Solar mini-grids are also proving to be resilient solutions in the face of climate shocks, crucial for climate-vulnerable regions like rural Africa and Asia. They complement centralized grid infrastructure in cases where it reaches communities. For instance, Cambodia’s experience demonstrates how isolated mini-grids were eventually integrated into the national grid, benefiting over a million consumers.

Solar energy’s cost-effectiveness and environmental benefits make it a crucial component of a diverse energy mix. Well-run solar mini-grids, paired with battery storage, offer reliable grid-level electricity, surpassing other electrification methods in reliability and cost-effectiveness.

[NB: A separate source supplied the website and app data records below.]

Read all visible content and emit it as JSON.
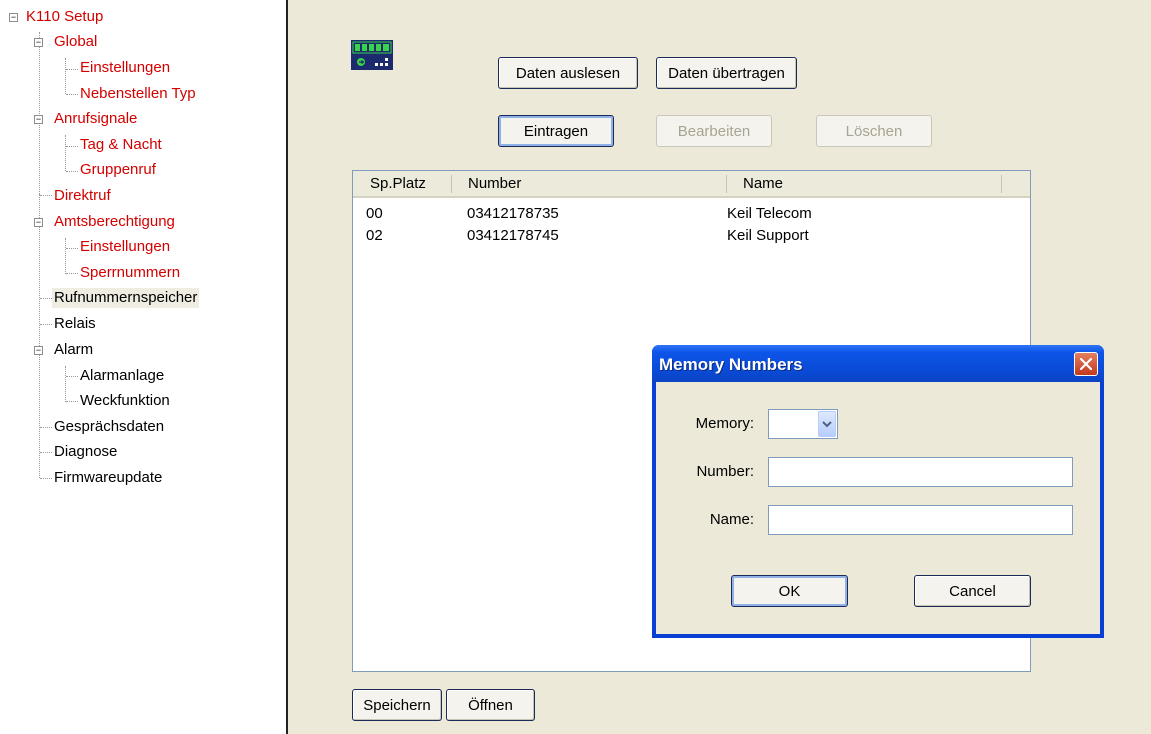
{
  "tree": {
    "root": "K110 Setup",
    "items": [
      "Global",
      "Einstellungen",
      "Nebenstellen Typ",
      "Anrufsignale",
      "Tag & Nacht",
      "Gruppenruf",
      "Direktruf",
      "Amtsberechtigung",
      "Einstellungen",
      "Sperrnummern",
      "Rufnummernspeicher",
      "Relais",
      "Alarm",
      "Alarmanlage",
      "Weckfunktion",
      "Gesprächsdaten",
      "Diagnose",
      "Firmwareupdate"
    ],
    "selected": "Rufnummernspeicher"
  },
  "toolbar": {
    "read_label": "Daten auslesen",
    "transfer_label": "Daten übertragen",
    "add_label": "Eintragen",
    "edit_label": "Bearbeiten",
    "delete_label": "Löschen"
  },
  "list": {
    "columns": [
      "Sp.Platz",
      "Number",
      "Name"
    ],
    "rows": [
      {
        "slot": "00",
        "number": "03412178735",
        "name": "Keil Telecom"
      },
      {
        "slot": "02",
        "number": "03412178745",
        "name": "Keil Support"
      }
    ]
  },
  "footer": {
    "save_label": "Speichern",
    "open_label": "Öffnen"
  },
  "dialog": {
    "title": "Memory Numbers",
    "memory_label": "Memory:",
    "memory_value": "",
    "number_label": "Number:",
    "number_value": "",
    "name_label": "Name:",
    "name_value": "",
    "ok_label": "OK",
    "cancel_label": "Cancel"
  },
  "colors": {
    "tree_red": "#d40000",
    "title_blue": "#0a4ad6",
    "panel_bg": "#ece9d8"
  }
}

The success of India’s clean energy initiative showcases the potential of collaboration between public and private sectors to drive innovation and emissions reduction. Private mini-grids represent a mature, deployable solution that needs increased support to address energy access and climate action needs urgently.

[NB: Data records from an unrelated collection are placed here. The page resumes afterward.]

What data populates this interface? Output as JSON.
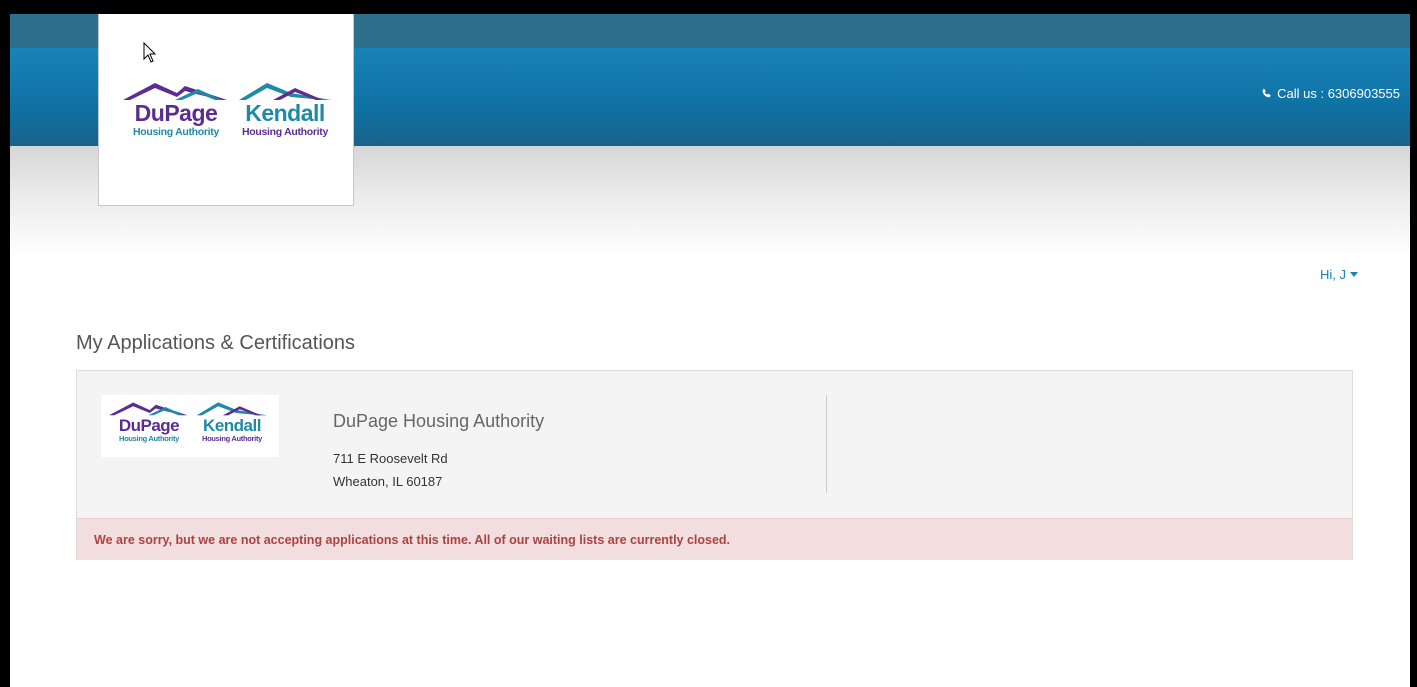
{
  "header": {
    "call_label": "Call us : 6306903555",
    "phone_icon": "phone-icon",
    "logo": {
      "org1_name": "DuPage",
      "org1_sub": "Housing Authority",
      "org2_name": "Kendall",
      "org2_sub": "Housing Authority"
    }
  },
  "user": {
    "greeting": "Hi, J",
    "menu_icon": "caret-down-icon"
  },
  "main": {
    "title": "My Applications & Certifications",
    "card": {
      "logo": {
        "org1_name": "DuPage",
        "org1_sub": "Housing Authority",
        "org2_name": "Kendall",
        "org2_sub": "Housing Authority"
      },
      "org_name": "DuPage Housing Authority",
      "address_line1": "711 E Roosevelt Rd",
      "address_line2": "Wheaton, IL 60187",
      "alert": "We are sorry, but we are not accepting applications at this time. All of our waiting lists are currently closed."
    }
  },
  "colors": {
    "header_blue": "#0f73a6",
    "topbar": "#2c6e8c",
    "link": "#1a82b7",
    "brand_purple": "#5b2d90",
    "brand_teal": "#1f8aa5",
    "alert_bg": "#f2dede",
    "alert_text": "#a94442"
  }
}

ISA’s analysis indicates that around 59% (396 million people) of the unelectrified population would be best suited for electrification through solar-based mini-grids. Approximately 30% (203 million people) could be connected through grid extensions, while the remaining 11% (77 million people) would benefit from DRE solutions. Achieving this level of electrification will require a total investment of around USD 192 billion, spread across solar-based mini-grids: USD 97 billion for approximately 25,738 MW capacity; solar-based DRE solutions: USD 18 billion for about 1,224 MW of capacity; and grid extensions: USD 78 billion for the necessary infrastructure.

Consequently, access to affordable finance is a must. Most energy access-deficit populations reside in underdeveloped regions, where affordability remains a significant barrier. High financial risks in these areas increase project costs for developers, further widening the gap between consumer affordability and supplier viability. Risk mitigation measures including concessional financing and payment guarantees can attract private sector investments to energy access projects, enhancing scalability and sustainability.

Financial support of around USD 48.5 billion, which accounts for 50% of project costs as viability gap funding, will be necessary to achieve the required deployment of mini-grids. Increased investments, ecosystem development initiatives, focused interventions, optimal resource utilisation, and solar PV-based cooking solutions integration with electrification initiatives can accelerate global development and pave the way for universal energy access by 2030.

Training and capacity building are the other cornerstones. Key stakeholders in energy access-deficit countries often need more technical and financial expertise to drive electrification initiatives. Efforts such as skill development activities, access to global best practices, and programmes supporting sectoral entrepreneurs are essential to address this gap. Training and capacity building, entrepreneurial support, and awareness creation can drive long-term progress in energy access deficit countries.

The International Solar Alliance (ISA) has responded to this global issue by devising a comprehensive roadmap centred around solar energy. This initiative, aimed at realizing Sustainable Development Goal 7 of universal energy access by 2030, seeks to leverage the multifaceted benefits of solar power, including technical viability, financial feasibility, climate benefits, and social impact, along with battery storage capabilities. With concerted efforts and strategic partnerships, we can unlock the potential of solar energy and achieve the ambitious goal of universal energy access by 2030.

Dr Ajay Mathur is the Director General of the International Solar Alliance.